═════ Data records

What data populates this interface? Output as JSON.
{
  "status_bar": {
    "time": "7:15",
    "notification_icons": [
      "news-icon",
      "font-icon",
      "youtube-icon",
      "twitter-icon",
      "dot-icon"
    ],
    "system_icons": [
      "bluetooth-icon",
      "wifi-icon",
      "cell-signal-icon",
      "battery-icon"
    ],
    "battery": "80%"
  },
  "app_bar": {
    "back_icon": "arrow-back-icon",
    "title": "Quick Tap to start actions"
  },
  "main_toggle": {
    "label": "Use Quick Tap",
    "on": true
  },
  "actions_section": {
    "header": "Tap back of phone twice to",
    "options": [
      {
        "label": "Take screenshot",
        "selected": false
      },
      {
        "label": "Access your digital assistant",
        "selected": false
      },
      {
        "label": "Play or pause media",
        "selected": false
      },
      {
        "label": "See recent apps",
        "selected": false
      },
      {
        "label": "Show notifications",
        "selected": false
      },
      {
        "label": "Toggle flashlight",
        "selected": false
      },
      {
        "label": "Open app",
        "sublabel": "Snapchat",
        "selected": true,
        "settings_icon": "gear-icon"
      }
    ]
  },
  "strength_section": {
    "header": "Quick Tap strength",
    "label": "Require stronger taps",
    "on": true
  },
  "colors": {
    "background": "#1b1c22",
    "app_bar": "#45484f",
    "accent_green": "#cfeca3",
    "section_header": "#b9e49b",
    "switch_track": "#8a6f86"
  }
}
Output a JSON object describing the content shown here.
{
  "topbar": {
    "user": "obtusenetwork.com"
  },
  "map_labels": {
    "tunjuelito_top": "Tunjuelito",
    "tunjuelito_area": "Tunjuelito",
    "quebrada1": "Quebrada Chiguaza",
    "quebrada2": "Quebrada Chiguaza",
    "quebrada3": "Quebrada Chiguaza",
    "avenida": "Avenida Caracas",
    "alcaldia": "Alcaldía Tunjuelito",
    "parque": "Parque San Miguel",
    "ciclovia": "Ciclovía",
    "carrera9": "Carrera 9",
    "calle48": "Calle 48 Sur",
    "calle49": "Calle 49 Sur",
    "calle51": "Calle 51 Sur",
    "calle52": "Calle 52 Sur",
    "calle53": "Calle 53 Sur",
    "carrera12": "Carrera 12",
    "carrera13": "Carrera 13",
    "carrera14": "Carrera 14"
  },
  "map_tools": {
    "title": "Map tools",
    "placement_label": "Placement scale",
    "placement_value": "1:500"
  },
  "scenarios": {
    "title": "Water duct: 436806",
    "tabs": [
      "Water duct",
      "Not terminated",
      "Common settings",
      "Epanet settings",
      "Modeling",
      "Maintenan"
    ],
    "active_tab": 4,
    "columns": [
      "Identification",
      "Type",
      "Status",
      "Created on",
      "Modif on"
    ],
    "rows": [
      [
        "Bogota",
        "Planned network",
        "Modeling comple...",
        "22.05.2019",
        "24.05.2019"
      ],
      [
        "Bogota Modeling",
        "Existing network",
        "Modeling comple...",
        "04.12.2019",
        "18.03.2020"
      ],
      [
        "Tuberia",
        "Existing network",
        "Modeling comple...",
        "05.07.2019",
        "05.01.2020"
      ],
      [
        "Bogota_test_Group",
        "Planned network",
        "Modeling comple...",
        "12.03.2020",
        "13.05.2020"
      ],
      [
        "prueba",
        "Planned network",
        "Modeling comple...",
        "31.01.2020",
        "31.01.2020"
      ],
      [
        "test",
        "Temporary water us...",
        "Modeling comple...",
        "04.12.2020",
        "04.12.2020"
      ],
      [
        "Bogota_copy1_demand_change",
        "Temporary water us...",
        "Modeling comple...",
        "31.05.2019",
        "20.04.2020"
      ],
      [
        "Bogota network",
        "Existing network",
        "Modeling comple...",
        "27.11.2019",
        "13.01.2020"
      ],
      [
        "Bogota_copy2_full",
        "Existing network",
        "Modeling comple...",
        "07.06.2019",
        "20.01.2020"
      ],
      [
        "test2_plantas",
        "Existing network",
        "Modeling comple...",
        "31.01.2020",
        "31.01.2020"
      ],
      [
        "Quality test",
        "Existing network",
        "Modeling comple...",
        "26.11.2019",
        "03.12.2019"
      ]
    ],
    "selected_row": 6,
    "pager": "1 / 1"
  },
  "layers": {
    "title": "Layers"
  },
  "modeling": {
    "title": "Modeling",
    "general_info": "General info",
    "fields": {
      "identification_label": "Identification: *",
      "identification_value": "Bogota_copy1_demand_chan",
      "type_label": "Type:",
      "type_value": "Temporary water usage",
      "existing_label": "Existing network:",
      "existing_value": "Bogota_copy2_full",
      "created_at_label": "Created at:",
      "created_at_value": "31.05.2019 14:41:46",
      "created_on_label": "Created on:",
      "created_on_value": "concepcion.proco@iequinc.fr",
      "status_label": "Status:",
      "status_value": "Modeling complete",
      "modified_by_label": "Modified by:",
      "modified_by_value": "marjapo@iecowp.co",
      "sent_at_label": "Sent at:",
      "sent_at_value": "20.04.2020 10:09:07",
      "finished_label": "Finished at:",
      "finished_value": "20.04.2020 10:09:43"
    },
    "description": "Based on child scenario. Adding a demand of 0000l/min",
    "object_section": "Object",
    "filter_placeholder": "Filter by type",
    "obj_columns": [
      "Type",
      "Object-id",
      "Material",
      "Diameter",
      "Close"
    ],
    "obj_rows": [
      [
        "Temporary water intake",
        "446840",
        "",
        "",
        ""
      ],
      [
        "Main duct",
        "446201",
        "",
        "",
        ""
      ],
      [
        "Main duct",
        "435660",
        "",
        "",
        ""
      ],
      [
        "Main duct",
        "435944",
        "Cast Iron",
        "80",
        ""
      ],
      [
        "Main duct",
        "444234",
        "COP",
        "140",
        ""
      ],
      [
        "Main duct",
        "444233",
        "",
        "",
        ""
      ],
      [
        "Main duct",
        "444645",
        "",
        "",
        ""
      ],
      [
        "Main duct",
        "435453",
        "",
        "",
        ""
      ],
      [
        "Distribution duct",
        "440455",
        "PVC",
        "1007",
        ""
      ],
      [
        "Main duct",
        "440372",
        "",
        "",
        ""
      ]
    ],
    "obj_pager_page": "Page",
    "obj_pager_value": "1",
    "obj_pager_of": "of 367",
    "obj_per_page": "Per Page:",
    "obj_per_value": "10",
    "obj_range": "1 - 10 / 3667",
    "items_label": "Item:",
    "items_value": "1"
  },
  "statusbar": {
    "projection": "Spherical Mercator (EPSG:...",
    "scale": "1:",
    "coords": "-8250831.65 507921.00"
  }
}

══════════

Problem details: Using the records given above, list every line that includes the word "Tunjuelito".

Response to this exercise:
    "tunjuelito_top": "Tunjuelito",
    "tunjuelito_area": "Tunjuelito",
    "alcaldia": "Alcaldía Tunjuelito",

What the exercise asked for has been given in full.